For the last several years, I have traveled with the National Association of Oil & Energy Service Professionals (OESP) to the ISH (and on alternate years, the Mosta Convigno) trade shows. Bob Chapman routinely travels with the group and is a bit of a WWII buff. He has led us on many side trips, including: Bastogne, Monte Cassino, Anzio, and other historical WWII sites. This March, he brought us to the Provence region of southeastern France. Among the many places we visited there was the Rhone American Cemetery in Draguignan, where Superintendent Andy Anderson provided us a guided tour of the site’s 861 graves. Andy had intimate knowledge of the soldiers buried there, including family history and even pictures of some of the fallen. Having already planned to visit my uncle’s grave, I reached out to the American Battle Monuments Commission in Washington, DC, to see if there was an Andy-type at the Ardennes American Cemetery, who might meet us upon our arrival. The commission responded promptly and forwarded our communication to the superintendent there, Mike Yasenchak.
When we arrived, Mike greeted us and presented us with a “Next Of Kin” package including what information they had on our uncle, as well as some additional info on the cemetery and on the American Battle Monuments Commission, which maintains 26 of these cemeteries around the world. Following some conversation, Mike escorted us to our Uncle Tom’s grave. In the ground before the gravestone, Mike planted a small American flag. He then took from his backpack a container and opened it. He told us that the sand inside was from Omaha Beach in Normandy and explained that there were two reasons he had this beach sand with him: the first was that it was appropriate, since so many soldiers who were buried in American Battle Monuments Cemeteries in Europe entered the continent over Omaha Beach, and the second, he said, would be apparent in just a minute. With that, Mike proceeded to take a handful of sand and rub it over the inscription on the white marble tombstone, filling in the etchings of my uncle’s name and rank. He then took a dry sponge and carefully wiped away the excess sand on the surface surrounding the inscription. As a result, only the sand in the etched areas remained, highlighting the inscription in a kind of gold-leaf shimmer.
To characterize the experience as “very emotional” would be an understatement. We were overwhelmed by the reception we received and everything that followed. I should also note how we saw evidence of ongoing efforts to identify the Unknown Soldiers buried there. I’d first learned about this work from Andy during my visit to the cemetery in Provence. During my family’s visit to the cemetery in Ardennes, we saw preparation underway to exhume two identified servicemen, whom they now think can be identified. Out of respect and privacy, they only exhume bodies at night when the cemeteries are closed to the public.
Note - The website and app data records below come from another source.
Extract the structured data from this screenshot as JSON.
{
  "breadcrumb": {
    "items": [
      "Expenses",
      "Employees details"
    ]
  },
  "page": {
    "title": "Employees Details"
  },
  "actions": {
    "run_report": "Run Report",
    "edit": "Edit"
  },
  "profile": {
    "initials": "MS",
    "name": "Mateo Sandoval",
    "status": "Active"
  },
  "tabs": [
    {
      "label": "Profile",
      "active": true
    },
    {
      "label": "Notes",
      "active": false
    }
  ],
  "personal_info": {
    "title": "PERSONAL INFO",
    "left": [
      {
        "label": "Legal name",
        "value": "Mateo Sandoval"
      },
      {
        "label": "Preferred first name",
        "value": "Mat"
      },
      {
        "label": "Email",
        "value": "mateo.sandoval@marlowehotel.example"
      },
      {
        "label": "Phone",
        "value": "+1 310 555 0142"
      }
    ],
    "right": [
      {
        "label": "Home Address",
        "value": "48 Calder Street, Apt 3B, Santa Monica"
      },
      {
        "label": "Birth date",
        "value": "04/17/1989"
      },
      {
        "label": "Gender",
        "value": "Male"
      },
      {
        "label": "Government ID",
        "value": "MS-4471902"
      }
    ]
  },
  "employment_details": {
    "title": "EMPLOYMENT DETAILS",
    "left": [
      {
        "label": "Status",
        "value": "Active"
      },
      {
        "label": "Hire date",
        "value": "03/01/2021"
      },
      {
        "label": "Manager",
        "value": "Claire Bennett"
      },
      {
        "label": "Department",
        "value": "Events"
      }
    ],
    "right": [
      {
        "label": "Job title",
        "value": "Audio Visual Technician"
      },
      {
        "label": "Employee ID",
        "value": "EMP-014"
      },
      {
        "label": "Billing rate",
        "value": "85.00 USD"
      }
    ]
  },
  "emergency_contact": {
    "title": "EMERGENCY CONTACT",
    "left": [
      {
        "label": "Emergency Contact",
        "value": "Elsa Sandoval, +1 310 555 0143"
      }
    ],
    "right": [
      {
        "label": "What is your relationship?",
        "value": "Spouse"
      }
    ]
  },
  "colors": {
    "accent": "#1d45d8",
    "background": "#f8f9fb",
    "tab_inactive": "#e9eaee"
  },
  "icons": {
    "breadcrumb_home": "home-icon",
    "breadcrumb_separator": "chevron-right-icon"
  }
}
Using DNA samples provided by family members, they are identifying some of these Unknown Soldiers.
This was the fourth American Battle Monuments Cemetery that I have visited, and all the cemetery grounds are beautiful and impeccably kept. I would also add that the mission-dedication and respect for our fallen soldiers that I observed from Mike in the Ardennes and Andy in Provence was exceptional. All Americans should be proud of the way our country takes care of its fallen soldiers. It serves as a reminder that we should strive to show our respect, care and support for those soldiers who are still among us…
Which takes me back to the newly formed Vets 2 Techs initiative. Our servicemen and servicewomen sacrifice a lot for our country. And though today most Americans routinely thank them for their service, Vets 2 Techs provides a meaningful way for our industry to offer its appreciation and support. At the same time, Vets 2 Techs helps support the needs of our industry as well. The founders, Gerry Brien, Leo Verruso and Jesse Lord all deserve a big shout-out for creating this terrific outreach program.